(Entries from a dataset of interfaces)
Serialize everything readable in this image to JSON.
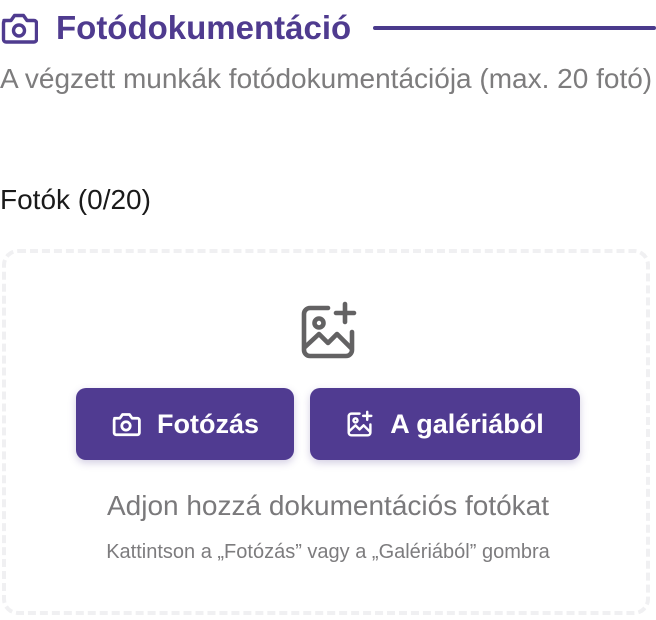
{
  "section": {
    "title": "Fotódokumentáció",
    "icon": "camera-icon",
    "accent_color": "#4f3b8f",
    "subtitle": "A végzett munkák fotódokumentációja (max. 20 fotó)"
  },
  "photos": {
    "count_label": "Fotók (0/20)",
    "empty_icon": "image-plus-icon"
  },
  "buttons": {
    "camera_label": "Fotózás",
    "camera_icon": "camera-icon",
    "gallery_label": "A galériából",
    "gallery_icon": "image-plus-icon",
    "color": "#503b91"
  },
  "empty_state": {
    "title": "Adjon hozzá dokumentációs fotókat",
    "hint": "Kattintson a „Fotózás” vagy a „Galériából” gombra"
  }
}
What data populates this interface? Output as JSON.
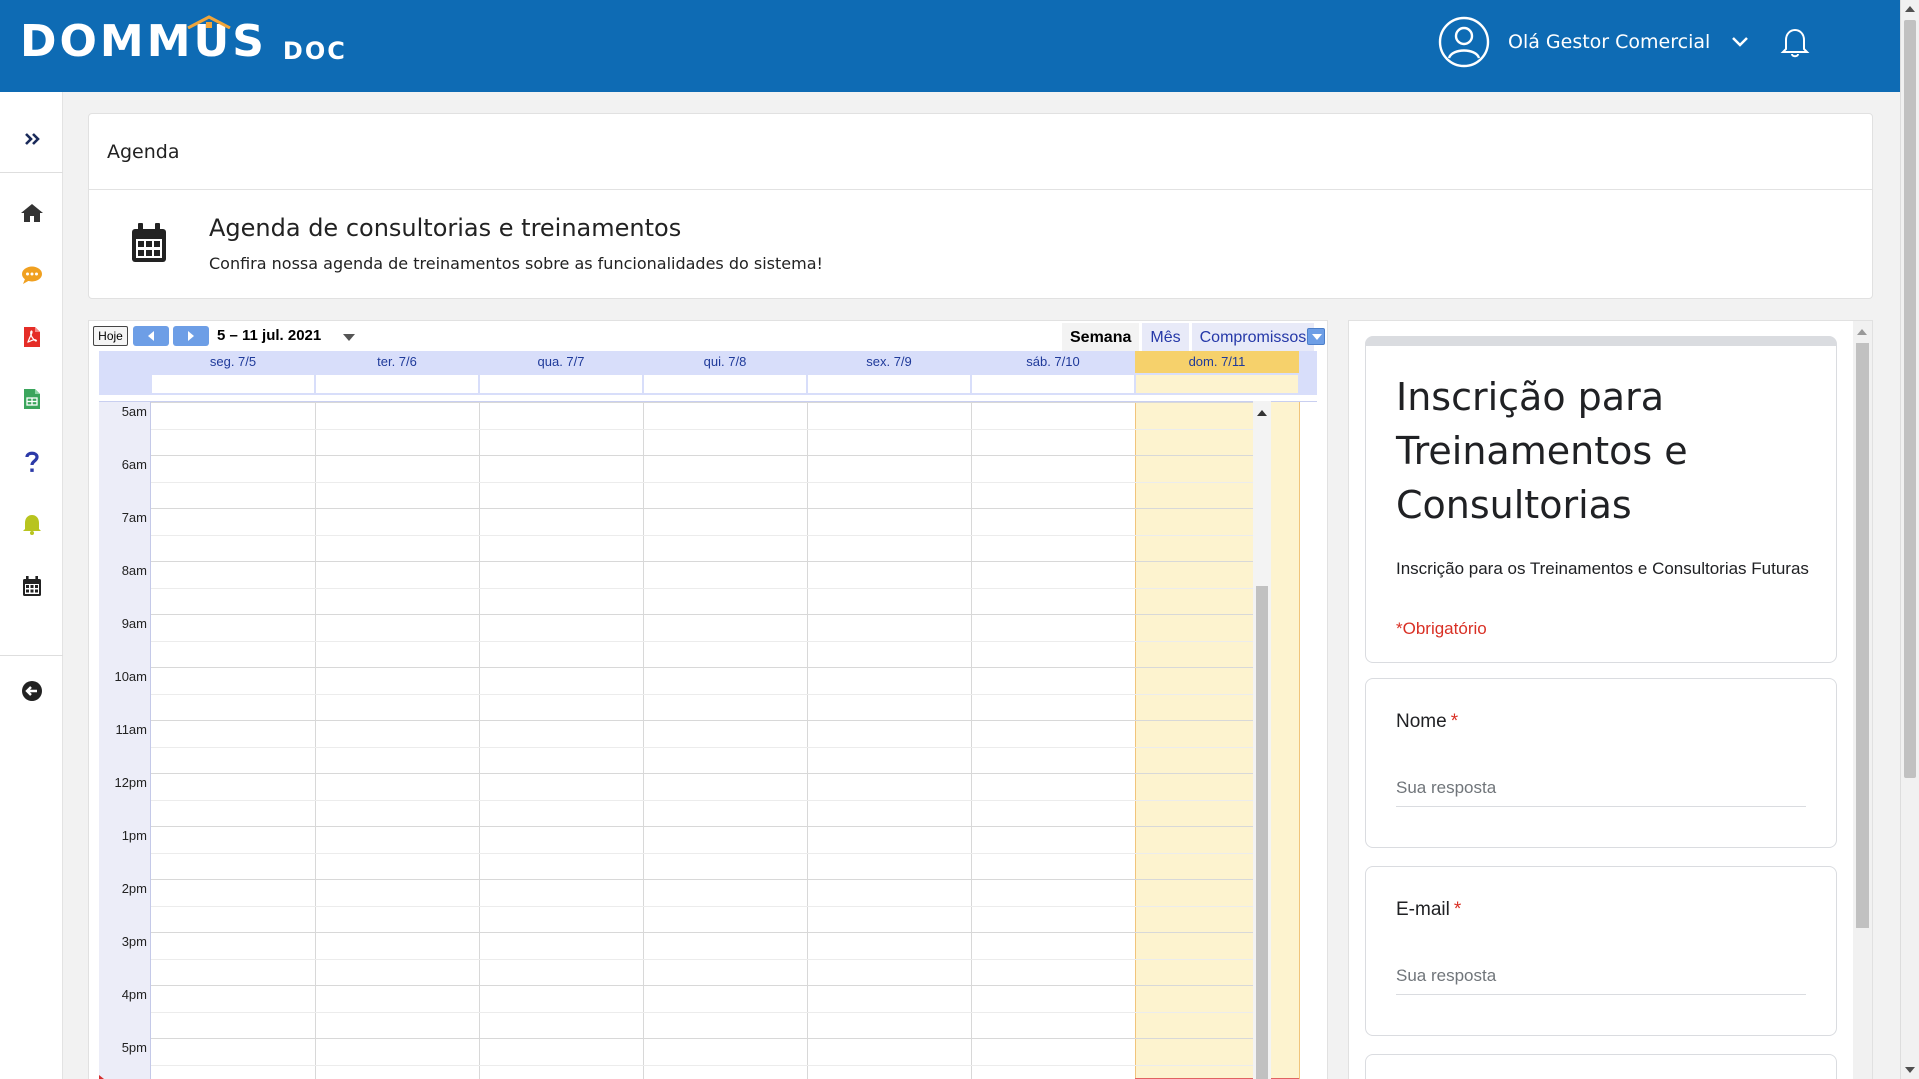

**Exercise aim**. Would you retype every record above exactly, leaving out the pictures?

**Output for this exercise**.
Serialize everything readable in this image to JSON.
{
  "section": {
    "title": "Fotódokumentáció",
    "icon": "camera-icon",
    "accent_color": "#4f3b8f",
    "subtitle": "A végzett munkák fotódokumentációja (max. 20 fotó)"
  },
  "photos": {
    "count_label": "Fotók (0/20)",
    "empty_icon": "image-plus-icon"
  },
  "buttons": {
    "camera_label": "Fotózás",
    "camera_icon": "camera-icon",
    "gallery_label": "A galériából",
    "gallery_icon": "image-plus-icon",
    "color": "#503b91"
  },
  "empty_state": {
    "title": "Adjon hozzá dokumentációs fotókat",
    "hint": "Kattintson a „Fotózás” vagy a „Galériából” gombra"
  }
}
What data populates this interface? Output as JSON.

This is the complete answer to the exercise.